━━━ Dataset ━━━
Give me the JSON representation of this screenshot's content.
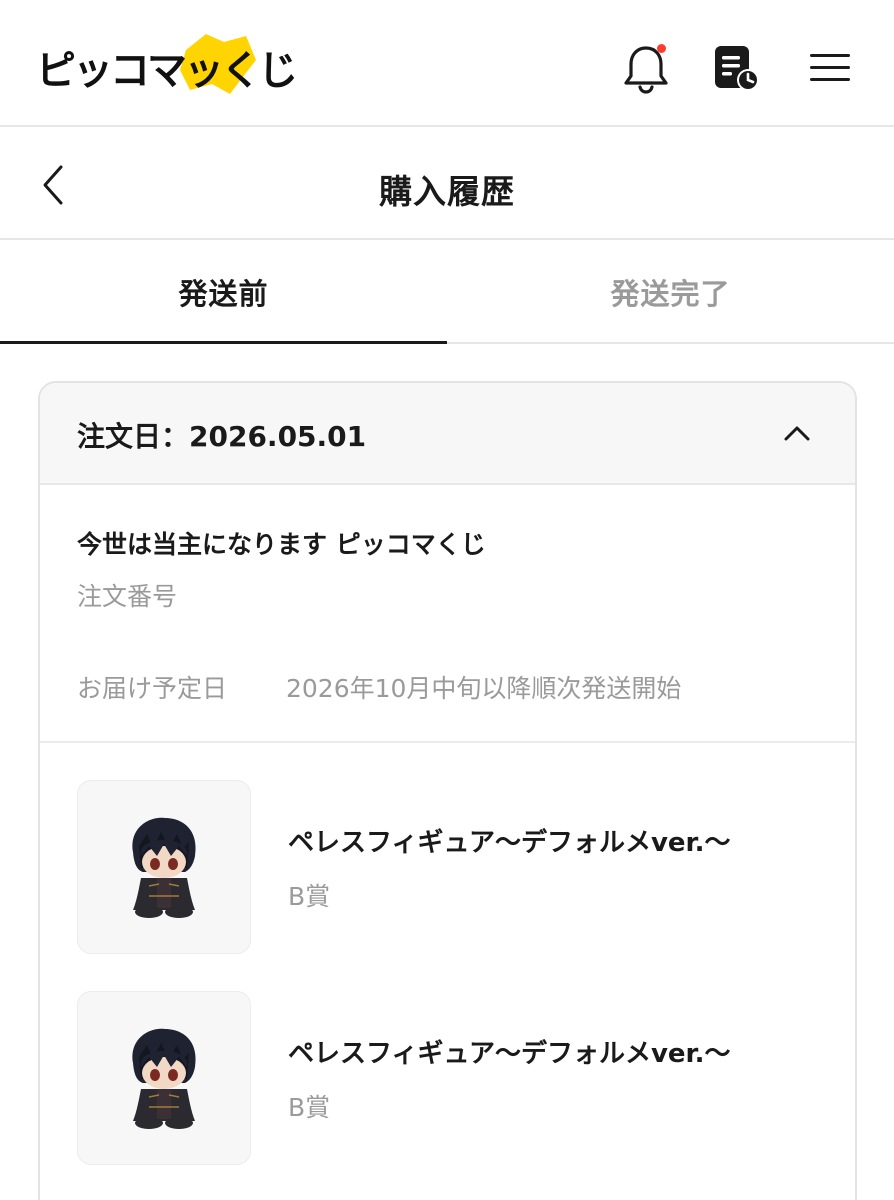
{
  "app": {
    "logo_text": "ピッコマッくじ",
    "brand_yellow": "#ffd400",
    "notification_dot_color": "#ff3b30"
  },
  "icons": {
    "bell": "bell-icon",
    "history": "purchase-history-icon",
    "menu": "hamburger-menu-icon",
    "back": "chevron-left-icon",
    "collapse": "chevron-up-icon"
  },
  "page": {
    "title": "購入履歴"
  },
  "tabs": [
    {
      "label": "発送前",
      "active": true
    },
    {
      "label": "発送完了",
      "active": false
    }
  ],
  "order": {
    "date_label": "注文日：2026.05.01",
    "product_title": "今世は当主になります ピッコマくじ",
    "order_number_label": "注文番号",
    "delivery_label": "お届け予定日",
    "delivery_value": "2026年10月中旬以降順次発送開始",
    "items": [
      {
        "name": "ペレスフィギュア〜デフォルメver.〜",
        "prize": "B賞"
      },
      {
        "name": "ペレスフィギュア〜デフォルメver.〜",
        "prize": "B賞"
      }
    ]
  }
}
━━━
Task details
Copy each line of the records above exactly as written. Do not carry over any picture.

Written response
Give me the JSON representation of this screenshot's content.
{
  "app": {
    "logo_text": "ピッコマッくじ",
    "brand_yellow": "#ffd400",
    "notification_dot_color": "#ff3b30"
  },
  "icons": {
    "bell": "bell-icon",
    "history": "purchase-history-icon",
    "menu": "hamburger-menu-icon",
    "back": "chevron-left-icon",
    "collapse": "chevron-up-icon"
  },
  "page": {
    "title": "購入履歴"
  },
  "tabs": [
    {
      "label": "発送前",
      "active": true
    },
    {
      "label": "発送完了",
      "active": false
    }
  ],
  "order": {
    "date_label": "注文日：2026.05.01",
    "product_title": "今世は当主になります ピッコマくじ",
    "order_number_label": "注文番号",
    "delivery_label": "お届け予定日",
    "delivery_value": "2026年10月中旬以降順次発送開始",
    "items": [
      {
        "name": "ペレスフィギュア〜デフォルメver.〜",
        "prize": "B賞"
      },
      {
        "name": "ペレスフィギュア〜デフォルメver.〜",
        "prize": "B賞"
      }
    ]
  }
}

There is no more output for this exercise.